Stovetop coffee makers often claim to make espresso. The coffee they make is not espresso, strictly speaking, but it is a sort of middle ground between regular coffee and espresso. Sometimes, this means that the stovetop is seen as a second choice, but the coffee you get is good enough in itself that it doesn’t need to pretend to be anything it’s not.
Stovetop machines are simple and ingenious pieces of equipment. They are cheap and really easy to use, all you have to do is add coffee and cold water, place the coffee maker on the stove and then remove it when your coffee is ready. It’s a simple and affordable, uncomplicated and hugely popular means of making coffee, stovetop coffee makers are household staples in Italy and other European countries that really care about their coffee.
What Makes An Espresso?

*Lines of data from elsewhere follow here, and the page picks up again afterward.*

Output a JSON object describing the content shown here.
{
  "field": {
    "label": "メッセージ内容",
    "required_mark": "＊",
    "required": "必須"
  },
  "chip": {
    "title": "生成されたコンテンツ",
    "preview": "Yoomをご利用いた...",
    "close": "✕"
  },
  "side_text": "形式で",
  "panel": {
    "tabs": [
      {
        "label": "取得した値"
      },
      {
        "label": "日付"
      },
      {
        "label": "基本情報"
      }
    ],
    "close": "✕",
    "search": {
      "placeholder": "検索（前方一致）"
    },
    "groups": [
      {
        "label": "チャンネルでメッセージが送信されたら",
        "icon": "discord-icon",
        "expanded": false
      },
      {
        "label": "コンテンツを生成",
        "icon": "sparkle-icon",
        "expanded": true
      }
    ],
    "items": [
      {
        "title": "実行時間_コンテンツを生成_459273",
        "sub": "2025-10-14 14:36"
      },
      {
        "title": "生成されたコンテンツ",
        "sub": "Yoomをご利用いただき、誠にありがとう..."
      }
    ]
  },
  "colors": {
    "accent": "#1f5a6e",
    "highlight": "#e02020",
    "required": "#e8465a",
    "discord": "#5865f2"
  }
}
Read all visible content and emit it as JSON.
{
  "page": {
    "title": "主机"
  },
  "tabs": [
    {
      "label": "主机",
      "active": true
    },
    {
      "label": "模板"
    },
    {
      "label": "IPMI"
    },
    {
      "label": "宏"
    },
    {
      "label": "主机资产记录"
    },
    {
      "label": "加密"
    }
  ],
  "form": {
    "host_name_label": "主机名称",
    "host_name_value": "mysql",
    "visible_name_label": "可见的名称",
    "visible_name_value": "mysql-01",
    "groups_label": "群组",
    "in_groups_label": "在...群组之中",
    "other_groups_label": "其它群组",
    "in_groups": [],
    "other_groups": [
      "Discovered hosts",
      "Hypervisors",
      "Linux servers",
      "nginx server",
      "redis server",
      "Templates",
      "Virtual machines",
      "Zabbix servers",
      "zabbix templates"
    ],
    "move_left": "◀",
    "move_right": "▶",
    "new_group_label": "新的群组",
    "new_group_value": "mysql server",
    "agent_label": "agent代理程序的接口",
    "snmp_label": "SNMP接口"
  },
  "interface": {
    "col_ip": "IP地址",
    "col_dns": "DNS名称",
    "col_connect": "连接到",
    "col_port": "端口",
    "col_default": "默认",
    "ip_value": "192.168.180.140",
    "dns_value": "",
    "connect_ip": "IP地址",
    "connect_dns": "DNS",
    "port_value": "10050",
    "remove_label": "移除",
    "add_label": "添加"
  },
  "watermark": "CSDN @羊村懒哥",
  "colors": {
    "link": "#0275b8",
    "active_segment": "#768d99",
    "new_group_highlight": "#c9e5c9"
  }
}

The problem with stovetop espresso (which isn’t a problem really, it’s just a poor description) is that it just isn’t true espresso. Why? Because mostly what makes espresso different from regular coffee is the high pressure brewing method used.
Stovetop coffee makers use pressure to brew, but they reach 1-1.5 bar of steam pressure compared to the 9+ bar that the genuine espresso machines generate. The pressure from a stovetop is not enough to extract the beans to the same degree and the cup contains less of the flavorful oils and crema and it is not so full-bodied as a result.

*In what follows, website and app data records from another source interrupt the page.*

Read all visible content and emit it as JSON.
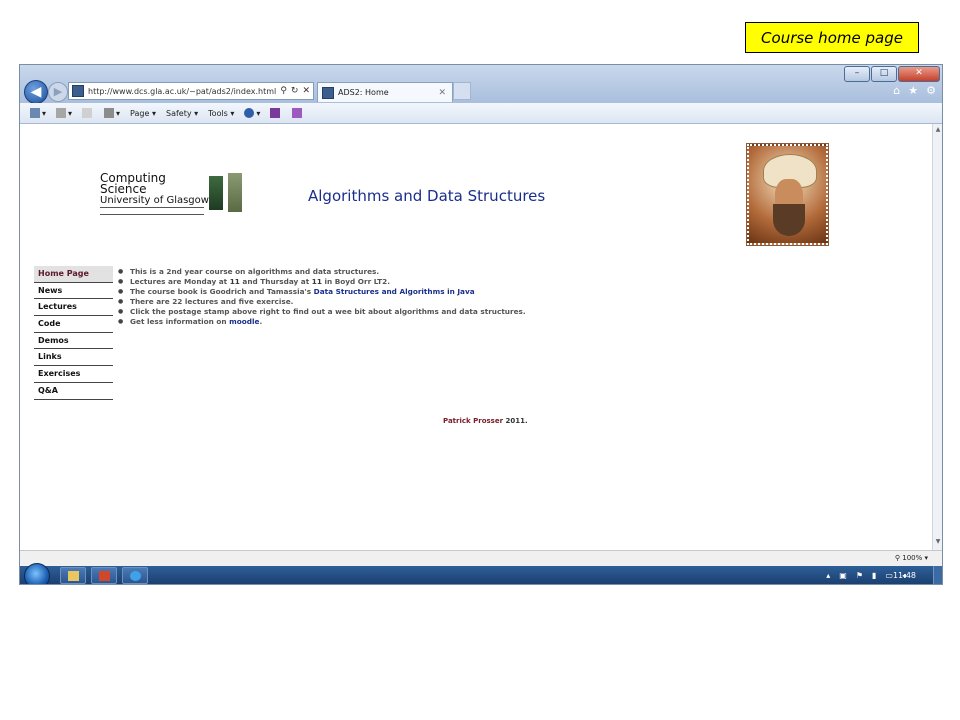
{
  "callout": {
    "text": "Course home page"
  },
  "browser": {
    "address_url": "http://www.dcs.gla.ac.uk/~pat/ads2/index.html",
    "tab_title": "ADS2: Home",
    "commands": {
      "page": "Page ▾",
      "safety": "Safety ▾",
      "tools": "Tools ▾"
    },
    "zoom": "100%",
    "clock": "11:48"
  },
  "page": {
    "logo": {
      "line1": "Computing",
      "line2": "Science",
      "line3": "University of Glasgow"
    },
    "title": "Algorithms and Data Structures",
    "nav": [
      "Home Page",
      "News",
      "Lectures",
      "Code",
      "Demos",
      "Links",
      "Exercises",
      "Q&A"
    ],
    "bullets": {
      "b1": "This is a 2nd year course on algorithms and data structures.",
      "b2_pre": "Lectures are Monday at ",
      "b2_t1": "11",
      "b2_mid": " and Thursday at ",
      "b2_t2": "11",
      "b2_post": " in Boyd Orr LT2.",
      "b3_pre": "The course book is Goodrich and Tamassia's ",
      "b3_link": "Data Structures and Algorithms in Java",
      "b4": "There are 22 lectures and five exercise.",
      "b5": "Click the postage stamp above right to find out a wee bit about algorithms and data structures.",
      "b6_pre": "Get less information on ",
      "b6_link": "moodle",
      "b6_post": "."
    },
    "footer": {
      "author": "Patrick Prosser",
      "year": " 2011."
    }
  }
}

The crema is a characteristic of espresso that just can’t be gained from lower pressure brewing too, although there are people who swear they can brew in such a way to achieve it with manual machines, to get an authentic crema you need authentic espresso.
Is Stovetop Coffee Just Regular Coffee?
Yes and no. Stovetop isn’t espresso, but it contains many similar characteristics. It is a strong, short coffee which, for people who aren’t connoisseurs of espresso, is a perfectly good alternative. It can be made cheaply and easily, and it tastes great once you get the hang of it. Considering the alternative involves investing in a very expensive espresso machine, there is a lot to be said for the more basic stovetop as it makes a great compromise between manual coffee machines and the true espresso it is often marketed as.
The versatility of espresso is just the same for stovetop coffee, you can make lattes and cappuccinos by just adding warm milk, drink it as it is or dilute it to make a longer, less powerful cup of Americano. It’s always good to have options and both stovetop and true espresso can give you that.
So while stovetop espresso might not match the espresso machines in terms of flavor, the differences are not that much of a big deal to people who aren’t fussy. It’s a shame that the marketers of stovetop coffee makers seems to want to confuse people into thinking that stovetop coffee is a second-rate replica of espresso when in fact it’s a great brewing method in its own right.
We invite you to take a look at all of our stovetop “moka pots” on this page.